EXERCISE:
From the line that contains "Convert this screenshot" down to the last line of the listing below, reproduce each line exactly but not the pictures.
== ENTRIES SUPPLIED ==
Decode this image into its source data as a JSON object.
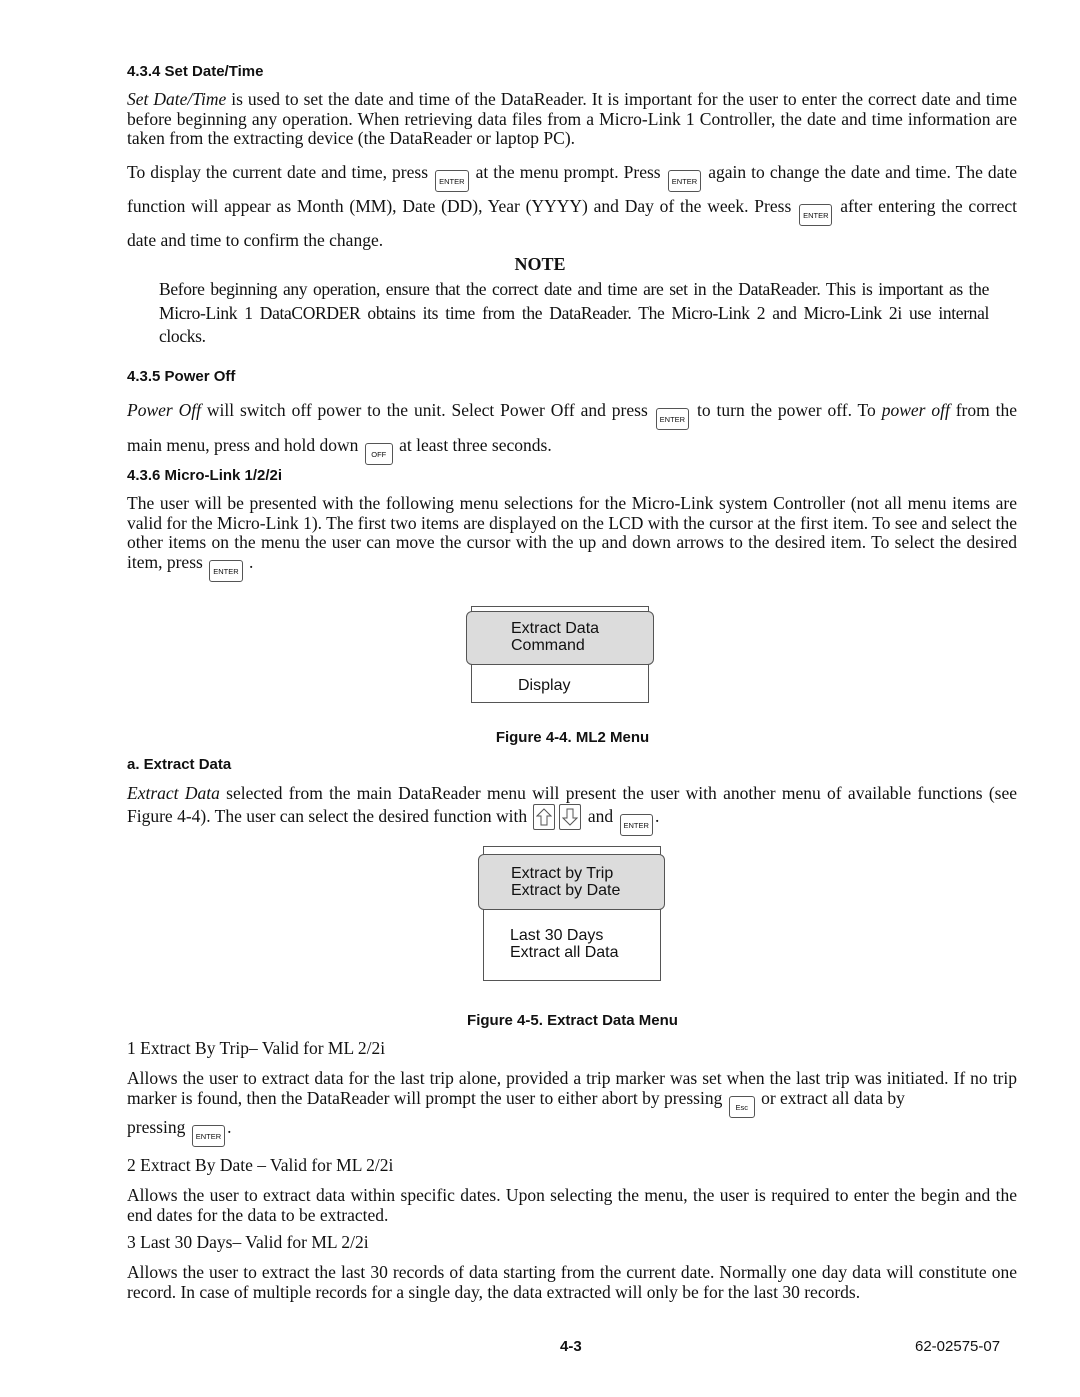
{
  "section_434": {
    "heading": "4.3.4  Set Date/Time",
    "p1_italic": "Set Date/Time",
    "p1_rest": " is used to set the date and time of the DataReader. It is important for the user to enter the correct date and time before beginning any operation. When retrieving data files from a Micro-Link 1 Controller, the date and time information are taken from the extracting device (the DataReader or laptop PC).",
    "p2_a": "To display the current date and time, press",
    "p2_b": "at the menu prompt. Press",
    "p2_c": "again to change the date and time. The date function will appear as Month (MM), Date (DD), Year (YYYY) and Day of the week. Press",
    "p2_d": "after entering the correct date and time to confirm the change."
  },
  "note": {
    "title": "NOTE",
    "text": "Before beginning any operation, ensure that the correct date and time are set in the DataReader. This is important as the Micro-Link 1 DataCORDER obtains its time from the DataReader. The Micro-Link 2 and Micro-Link 2i use internal clocks."
  },
  "section_435": {
    "heading": "4.3.5  Power Off",
    "p_italic1": "Power Off",
    "p_a": " will switch off power to the unit. Select Power Off and press",
    "p_b": "to turn the power off. To",
    "p_italic2": "power off",
    "p_c": "from the main menu, press and hold down",
    "p_d": "at least three seconds."
  },
  "section_436": {
    "heading": "4.3.6  Micro-Link 1/2/2i",
    "p_a": "The user will be presented with the following menu selections for the Micro-Link system Controller (not all menu items are valid for the Micro-Link 1). The first two items are displayed on the LCD with the cursor at the first item. To see and select the other items on the menu the user can move the cursor with the up and down arrows to the desired item. To select the desired item, press",
    "p_b": "."
  },
  "figure_44": {
    "selected_lines": [
      "Extract Data",
      "Command"
    ],
    "other_lines": [
      "Display"
    ],
    "caption": "Figure 4-4. ML2 Menu"
  },
  "section_a": {
    "heading": "a.  Extract Data",
    "p_italic": "Extract Data",
    "p_a": " selected from the main DataReader menu will present the user with another menu of available functions (see Figure 4-4). The user can select the desired function with",
    "p_and": "and",
    "p_end": "."
  },
  "figure_45": {
    "selected_lines": [
      "Extract by Trip",
      "Extract by Date"
    ],
    "other_lines": [
      "Last 30 Days",
      "Extract all Data"
    ],
    "caption": "Figure 4-5. Extract Data Menu"
  },
  "items": [
    {
      "title": "1   Extract By Trip– Valid for ML 2/2i",
      "p_a": "Allows the user to extract data for the last trip alone, provided a trip marker was set when the last trip was initiated. If no trip marker is found, then the DataReader will prompt the user to either abort by pressing",
      "p_b": "or extract all data by",
      "p_c": "pressing",
      "p_d": "."
    },
    {
      "title": "2   Extract By Date – Valid for ML 2/2i",
      "p": "Allows the user to extract data within specific dates. Upon selecting the menu, the user is required to enter the begin and the end dates for the data to be extracted."
    },
    {
      "title": "3   Last 30 Days– Valid for ML 2/2i",
      "p": "Allows the user to extract the last 30 records of data starting from the current date. Normally one day data will constitute one record. In case of multiple records for a single day, the data extracted will only be for the last 30 records."
    }
  ],
  "keys": {
    "enter": "ENTER",
    "off": "OFF",
    "esc": "Esc",
    "up_icon": "up-arrow-key",
    "down_icon": "down-arrow-key"
  },
  "footer": {
    "page": "4-3",
    "doc_number": "62-02575-07"
  }
}
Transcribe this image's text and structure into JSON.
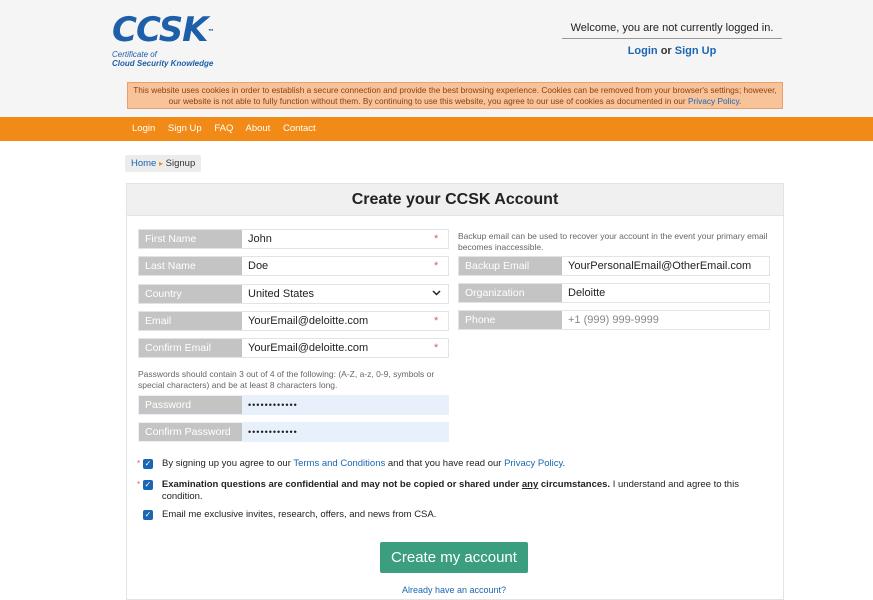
{
  "brand": {
    "logo_text": "CCSK",
    "logo_tm": "™",
    "subtitle_line1": "Certificate of",
    "subtitle_line2": "Cloud Security Knowledge"
  },
  "header": {
    "welcome": "Welcome, you are not currently logged in.",
    "login_label": "Login",
    "or_label": "or",
    "signup_label": "Sign Up"
  },
  "cookie_notice": {
    "text": "This website uses cookies in order to establish a secure connection and provide the best browsing experience. Cookies can be removed from your browser's settings; however, our website is not able to fully function without them. By continuing to use this website, you agree to our use of cookies as documented in our",
    "link": "Privacy Policy",
    "end": "."
  },
  "nav": {
    "items": [
      "Login",
      "Sign Up",
      "FAQ",
      "About",
      "Contact"
    ]
  },
  "breadcrumb": {
    "home": "Home",
    "separator": "▸",
    "current": "Signup"
  },
  "form": {
    "title": "Create your CCSK Account",
    "first_name": {
      "label": "First Name",
      "value": "John"
    },
    "last_name": {
      "label": "Last Name",
      "value": "Doe"
    },
    "country": {
      "label": "Country",
      "value": "United States"
    },
    "email": {
      "label": "Email",
      "value": "YourEmail@deloitte.com"
    },
    "confirm_email": {
      "label": "Confirm Email",
      "value": "YourEmail@deloitte.com"
    },
    "password_note": "Passwords should contain 3 out of 4 of the following: (A-Z, a-z, 0-9, symbols or special characters) and be at least 8 characters long.",
    "password": {
      "label": "Password",
      "value": "••••••••••••"
    },
    "confirm_password": {
      "label": "Confirm Password",
      "value": "••••••••••••"
    },
    "backup_note": "Backup email can be used to recover your account in the event your primary email becomes inaccessible.",
    "backup_email": {
      "label": "Backup Email",
      "value": "YourPersonalEmail@OtherEmail.com"
    },
    "organization": {
      "label": "Organization",
      "value": "Deloitte"
    },
    "phone": {
      "label": "Phone",
      "placeholder": "+1 (999) 999-9999"
    },
    "required_mark": "*",
    "dropdown_icon": "chevron-down-icon"
  },
  "agreements": {
    "terms_prefix": "By signing up you agree to our",
    "terms_link": "Terms and Conditions",
    "terms_middle": "and that you have read our",
    "privacy_link": "Privacy Policy",
    "terms_end": ".",
    "exam_bold_1": "Examination questions are confidential and may not be copied or shared under",
    "exam_bold_any": "any",
    "exam_bold_2": "circumstances.",
    "exam_rest": "I understand and agree to this condition.",
    "marketing": "Email me exclusive invites, research, offers, and news from CSA."
  },
  "actions": {
    "create_button": "Create my account",
    "already_link": "Already have an account?"
  },
  "colors": {
    "brand_blue": "#1d5fa8",
    "nav_orange": "#f28a17",
    "button_green": "#3a9e7f",
    "cookie_bg": "#f9c39a"
  }
}
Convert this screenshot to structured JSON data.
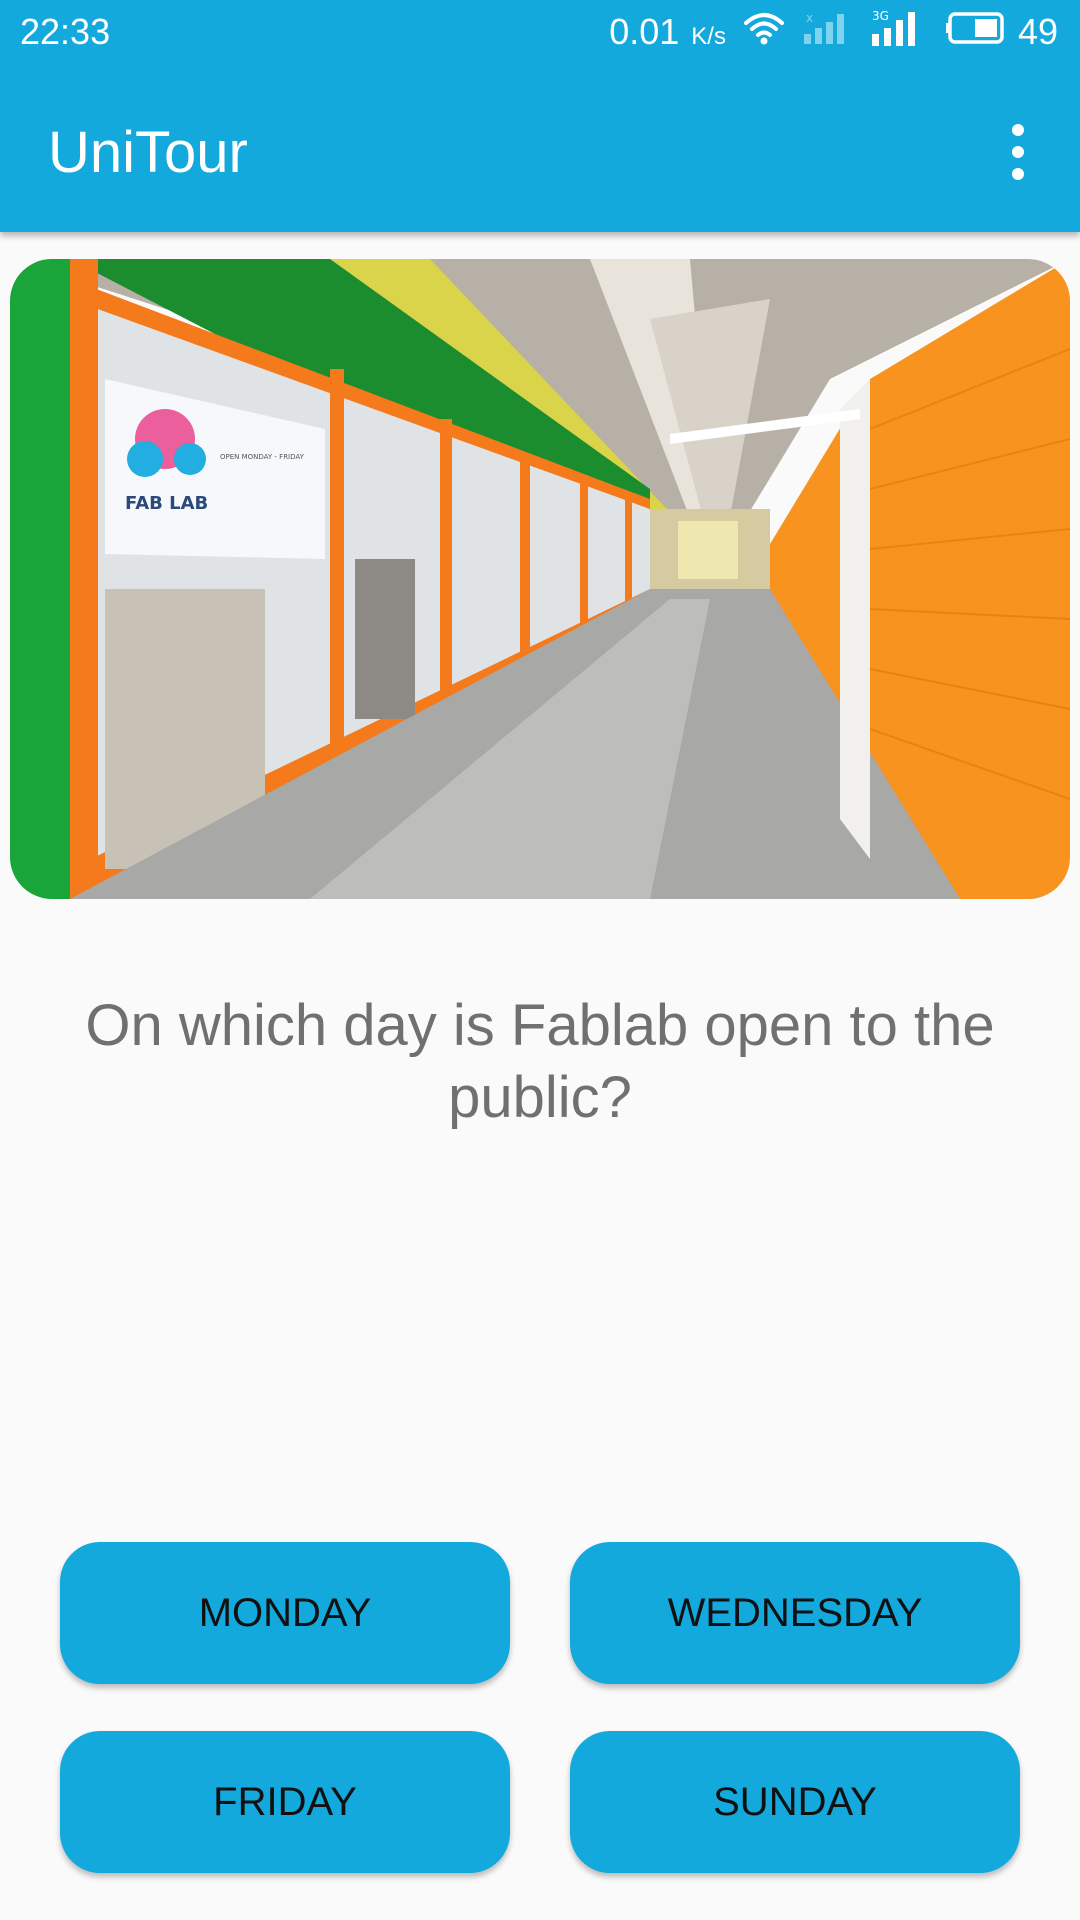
{
  "status_bar": {
    "time": "22:33",
    "net_speed": "0.01",
    "net_speed_unit": "K/s",
    "network_label": "3G",
    "battery": "49"
  },
  "app_bar": {
    "title": "UniTour",
    "overflow_icon": "more-vert-icon"
  },
  "hero": {
    "sign_text": "FAB LAB",
    "sign_hours": "OPEN MONDAY - FRIDAY"
  },
  "question": "On which day is Fablab open to the public?",
  "answers": [
    "MONDAY",
    "WEDNESDAY",
    "FRIDAY",
    "SUNDAY"
  ],
  "colors": {
    "primary": "#13a9dd",
    "question_text": "#707070",
    "button_text": "#111111",
    "background": "#fafafa"
  }
}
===
FINISHED EXERCISE:
Convert this screenshot to structured JSON data.
{
  "status_bar": {
    "time": "22:33",
    "net_speed": "0.01",
    "net_speed_unit": "K/s",
    "network_label": "3G",
    "battery": "49"
  },
  "app_bar": {
    "title": "UniTour",
    "overflow_icon": "more-vert-icon"
  },
  "hero": {
    "sign_text": "FAB LAB",
    "sign_hours": "OPEN MONDAY - FRIDAY"
  },
  "question": "On which day is Fablab open to the public?",
  "answers": [
    "MONDAY",
    "WEDNESDAY",
    "FRIDAY",
    "SUNDAY"
  ],
  "colors": {
    "primary": "#13a9dd",
    "question_text": "#707070",
    "button_text": "#111111",
    "background": "#fafafa"
  }
}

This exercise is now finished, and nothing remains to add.